» GOAL OF THE EXERCISE: Using the data below, copy each line that includes the word "your".

[Page and application data records]
==*==
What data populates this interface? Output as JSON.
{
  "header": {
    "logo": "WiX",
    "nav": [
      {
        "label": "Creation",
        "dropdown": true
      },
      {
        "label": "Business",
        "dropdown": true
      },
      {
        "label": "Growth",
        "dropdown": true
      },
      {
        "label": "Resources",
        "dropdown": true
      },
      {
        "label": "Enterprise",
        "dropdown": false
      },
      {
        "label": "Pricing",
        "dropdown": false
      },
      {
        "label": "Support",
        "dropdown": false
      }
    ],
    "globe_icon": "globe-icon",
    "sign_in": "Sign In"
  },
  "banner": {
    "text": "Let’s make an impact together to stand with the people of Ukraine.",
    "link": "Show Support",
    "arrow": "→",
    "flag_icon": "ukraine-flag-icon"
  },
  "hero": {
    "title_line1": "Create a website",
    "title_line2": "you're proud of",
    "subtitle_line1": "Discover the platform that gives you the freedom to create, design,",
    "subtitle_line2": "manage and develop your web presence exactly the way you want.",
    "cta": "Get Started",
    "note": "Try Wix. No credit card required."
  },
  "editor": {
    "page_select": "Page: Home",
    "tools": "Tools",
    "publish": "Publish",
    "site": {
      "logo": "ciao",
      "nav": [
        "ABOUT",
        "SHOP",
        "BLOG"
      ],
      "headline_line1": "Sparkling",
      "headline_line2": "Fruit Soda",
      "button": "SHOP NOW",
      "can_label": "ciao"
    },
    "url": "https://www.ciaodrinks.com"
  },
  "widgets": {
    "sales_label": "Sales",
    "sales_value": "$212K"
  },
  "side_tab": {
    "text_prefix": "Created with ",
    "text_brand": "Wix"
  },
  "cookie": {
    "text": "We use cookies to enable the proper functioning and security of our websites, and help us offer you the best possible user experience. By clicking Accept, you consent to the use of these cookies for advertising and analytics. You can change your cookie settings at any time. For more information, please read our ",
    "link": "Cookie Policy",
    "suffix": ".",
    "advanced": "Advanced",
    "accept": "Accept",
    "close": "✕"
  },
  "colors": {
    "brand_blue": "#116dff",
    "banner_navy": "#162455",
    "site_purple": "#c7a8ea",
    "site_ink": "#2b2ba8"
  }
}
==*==
» EXERCISE ANSWER:
    "subtitle_line2": "manage and develop your web presence exactly the way you want.",
    "text": "We use cookies to enable the proper functioning and security of our websites, and help us offer you the best possible user experience. By clicking Accept, you consent to the use of these cookies for advertising and analytics. You can change your cookie settings at any time. For more information, please read our ",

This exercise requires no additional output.